▽
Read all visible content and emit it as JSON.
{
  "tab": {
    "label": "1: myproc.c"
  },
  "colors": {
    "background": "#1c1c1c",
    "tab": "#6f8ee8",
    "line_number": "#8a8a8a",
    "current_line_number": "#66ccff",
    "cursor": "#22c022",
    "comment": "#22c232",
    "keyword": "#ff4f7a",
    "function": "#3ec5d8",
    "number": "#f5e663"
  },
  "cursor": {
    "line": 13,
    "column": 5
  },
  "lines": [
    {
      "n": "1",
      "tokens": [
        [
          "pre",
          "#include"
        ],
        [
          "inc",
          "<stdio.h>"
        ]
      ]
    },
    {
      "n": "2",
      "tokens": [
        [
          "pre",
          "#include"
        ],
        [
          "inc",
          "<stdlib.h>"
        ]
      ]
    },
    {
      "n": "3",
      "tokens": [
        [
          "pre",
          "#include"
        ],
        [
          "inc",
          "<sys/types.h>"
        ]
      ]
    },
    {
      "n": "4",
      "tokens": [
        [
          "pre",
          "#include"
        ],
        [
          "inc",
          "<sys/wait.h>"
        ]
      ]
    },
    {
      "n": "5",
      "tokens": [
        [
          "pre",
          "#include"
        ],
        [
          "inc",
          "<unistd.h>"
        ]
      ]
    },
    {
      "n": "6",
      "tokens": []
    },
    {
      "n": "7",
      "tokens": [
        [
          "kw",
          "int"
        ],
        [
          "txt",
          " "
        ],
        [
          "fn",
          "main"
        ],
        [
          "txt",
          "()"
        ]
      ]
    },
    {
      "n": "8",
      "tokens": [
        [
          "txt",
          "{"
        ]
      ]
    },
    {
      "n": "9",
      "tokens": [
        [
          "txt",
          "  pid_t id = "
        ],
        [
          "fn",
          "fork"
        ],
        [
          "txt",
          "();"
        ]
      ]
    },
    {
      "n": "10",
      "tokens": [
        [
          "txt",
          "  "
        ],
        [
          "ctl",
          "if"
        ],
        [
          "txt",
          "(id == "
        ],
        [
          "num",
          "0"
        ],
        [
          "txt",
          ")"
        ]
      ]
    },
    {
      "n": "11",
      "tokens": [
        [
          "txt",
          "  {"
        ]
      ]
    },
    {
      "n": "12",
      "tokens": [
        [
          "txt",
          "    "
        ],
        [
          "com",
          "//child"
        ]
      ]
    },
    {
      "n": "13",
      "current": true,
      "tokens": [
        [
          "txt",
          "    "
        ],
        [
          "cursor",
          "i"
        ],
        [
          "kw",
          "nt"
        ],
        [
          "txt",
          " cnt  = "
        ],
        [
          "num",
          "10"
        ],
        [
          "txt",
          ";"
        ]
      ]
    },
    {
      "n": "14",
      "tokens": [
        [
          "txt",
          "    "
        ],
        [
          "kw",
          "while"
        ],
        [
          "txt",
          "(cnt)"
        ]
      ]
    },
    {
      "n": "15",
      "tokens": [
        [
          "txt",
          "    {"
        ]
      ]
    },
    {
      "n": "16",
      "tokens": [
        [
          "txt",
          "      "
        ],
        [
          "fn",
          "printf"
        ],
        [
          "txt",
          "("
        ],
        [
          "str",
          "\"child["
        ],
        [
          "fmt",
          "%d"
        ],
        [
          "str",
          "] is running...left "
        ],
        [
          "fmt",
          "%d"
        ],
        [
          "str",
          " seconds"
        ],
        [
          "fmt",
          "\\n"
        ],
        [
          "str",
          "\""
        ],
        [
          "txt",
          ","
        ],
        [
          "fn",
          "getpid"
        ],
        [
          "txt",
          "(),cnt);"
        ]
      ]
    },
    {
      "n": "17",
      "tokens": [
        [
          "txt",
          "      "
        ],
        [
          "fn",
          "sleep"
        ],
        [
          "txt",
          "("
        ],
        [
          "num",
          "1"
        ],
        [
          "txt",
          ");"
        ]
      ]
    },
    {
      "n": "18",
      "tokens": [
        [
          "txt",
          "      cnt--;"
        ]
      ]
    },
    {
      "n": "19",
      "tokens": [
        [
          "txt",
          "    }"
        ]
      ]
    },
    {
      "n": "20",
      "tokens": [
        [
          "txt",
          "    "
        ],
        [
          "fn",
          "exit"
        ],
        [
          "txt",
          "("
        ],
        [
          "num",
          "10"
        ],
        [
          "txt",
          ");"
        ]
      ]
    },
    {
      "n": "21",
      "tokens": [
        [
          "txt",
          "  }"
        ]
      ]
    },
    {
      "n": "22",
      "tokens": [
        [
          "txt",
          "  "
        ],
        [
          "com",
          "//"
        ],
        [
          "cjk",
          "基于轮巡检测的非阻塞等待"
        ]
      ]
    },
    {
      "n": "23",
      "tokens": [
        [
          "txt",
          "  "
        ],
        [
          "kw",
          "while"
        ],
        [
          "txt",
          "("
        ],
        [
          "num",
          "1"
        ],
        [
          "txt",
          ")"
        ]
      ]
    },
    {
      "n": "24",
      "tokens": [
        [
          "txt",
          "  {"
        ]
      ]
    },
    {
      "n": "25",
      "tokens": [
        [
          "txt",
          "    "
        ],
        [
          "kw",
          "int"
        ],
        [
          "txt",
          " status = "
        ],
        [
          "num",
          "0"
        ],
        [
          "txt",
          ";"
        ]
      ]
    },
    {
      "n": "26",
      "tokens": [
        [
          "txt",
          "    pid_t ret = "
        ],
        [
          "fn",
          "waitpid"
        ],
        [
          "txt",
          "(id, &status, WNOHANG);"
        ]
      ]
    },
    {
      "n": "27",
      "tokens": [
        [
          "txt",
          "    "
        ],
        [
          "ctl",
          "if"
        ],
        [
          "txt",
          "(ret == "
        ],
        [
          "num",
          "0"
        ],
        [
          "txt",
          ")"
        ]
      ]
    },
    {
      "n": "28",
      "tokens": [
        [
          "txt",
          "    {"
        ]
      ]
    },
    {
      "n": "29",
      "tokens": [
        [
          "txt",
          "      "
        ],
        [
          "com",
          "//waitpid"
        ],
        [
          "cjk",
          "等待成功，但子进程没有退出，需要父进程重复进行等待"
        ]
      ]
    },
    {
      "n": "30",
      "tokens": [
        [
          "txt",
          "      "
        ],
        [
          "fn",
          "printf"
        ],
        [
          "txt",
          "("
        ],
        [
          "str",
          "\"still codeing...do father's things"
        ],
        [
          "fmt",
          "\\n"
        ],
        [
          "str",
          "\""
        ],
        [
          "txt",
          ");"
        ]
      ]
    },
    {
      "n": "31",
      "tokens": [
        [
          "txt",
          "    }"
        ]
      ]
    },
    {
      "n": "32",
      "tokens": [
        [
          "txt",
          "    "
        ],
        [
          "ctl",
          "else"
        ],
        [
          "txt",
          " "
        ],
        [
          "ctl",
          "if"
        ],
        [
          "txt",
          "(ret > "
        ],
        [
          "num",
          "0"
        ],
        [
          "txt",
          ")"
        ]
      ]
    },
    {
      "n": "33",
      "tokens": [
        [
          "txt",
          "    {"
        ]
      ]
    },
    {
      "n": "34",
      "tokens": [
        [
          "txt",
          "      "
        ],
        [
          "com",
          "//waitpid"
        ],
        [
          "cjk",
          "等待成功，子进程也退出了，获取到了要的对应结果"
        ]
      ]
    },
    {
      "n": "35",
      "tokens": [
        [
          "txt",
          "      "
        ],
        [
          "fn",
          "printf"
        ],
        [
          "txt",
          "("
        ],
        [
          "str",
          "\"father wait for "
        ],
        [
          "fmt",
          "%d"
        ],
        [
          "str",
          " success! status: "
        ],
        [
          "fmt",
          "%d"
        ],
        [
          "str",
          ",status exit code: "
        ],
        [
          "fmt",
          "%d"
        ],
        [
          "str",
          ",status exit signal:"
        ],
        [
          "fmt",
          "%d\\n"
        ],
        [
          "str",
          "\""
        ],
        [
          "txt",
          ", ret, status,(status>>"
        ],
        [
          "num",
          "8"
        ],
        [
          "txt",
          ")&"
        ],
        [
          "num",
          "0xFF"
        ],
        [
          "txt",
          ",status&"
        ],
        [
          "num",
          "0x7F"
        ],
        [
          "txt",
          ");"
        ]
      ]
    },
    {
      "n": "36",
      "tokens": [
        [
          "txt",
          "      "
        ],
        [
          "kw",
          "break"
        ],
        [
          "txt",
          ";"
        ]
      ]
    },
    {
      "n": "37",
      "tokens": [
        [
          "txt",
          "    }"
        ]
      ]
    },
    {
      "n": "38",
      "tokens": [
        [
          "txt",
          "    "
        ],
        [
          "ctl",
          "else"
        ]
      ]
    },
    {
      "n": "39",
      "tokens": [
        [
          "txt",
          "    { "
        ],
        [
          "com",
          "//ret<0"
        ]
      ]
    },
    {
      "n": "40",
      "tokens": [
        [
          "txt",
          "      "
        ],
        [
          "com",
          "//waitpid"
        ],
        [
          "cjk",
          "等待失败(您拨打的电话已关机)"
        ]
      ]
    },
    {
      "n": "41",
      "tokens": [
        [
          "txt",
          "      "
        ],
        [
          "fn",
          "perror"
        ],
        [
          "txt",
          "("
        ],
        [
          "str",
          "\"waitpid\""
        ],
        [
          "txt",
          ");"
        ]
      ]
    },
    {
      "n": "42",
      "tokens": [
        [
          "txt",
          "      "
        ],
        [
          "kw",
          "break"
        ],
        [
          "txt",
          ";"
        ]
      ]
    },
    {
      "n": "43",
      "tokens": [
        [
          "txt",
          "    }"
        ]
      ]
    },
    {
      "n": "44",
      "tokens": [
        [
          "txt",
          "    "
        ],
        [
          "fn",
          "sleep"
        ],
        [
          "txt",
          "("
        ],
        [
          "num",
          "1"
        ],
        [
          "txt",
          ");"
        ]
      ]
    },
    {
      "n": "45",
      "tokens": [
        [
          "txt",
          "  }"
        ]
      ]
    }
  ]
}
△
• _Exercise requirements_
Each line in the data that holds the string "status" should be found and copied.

• _Result for this task_
          " status = "
          "(id, &status, WNOHANG);"
          " success! status: "
          ",status exit code: "
          ",status exit signal:"
          ", ret, status,(status>>"
          ",status&"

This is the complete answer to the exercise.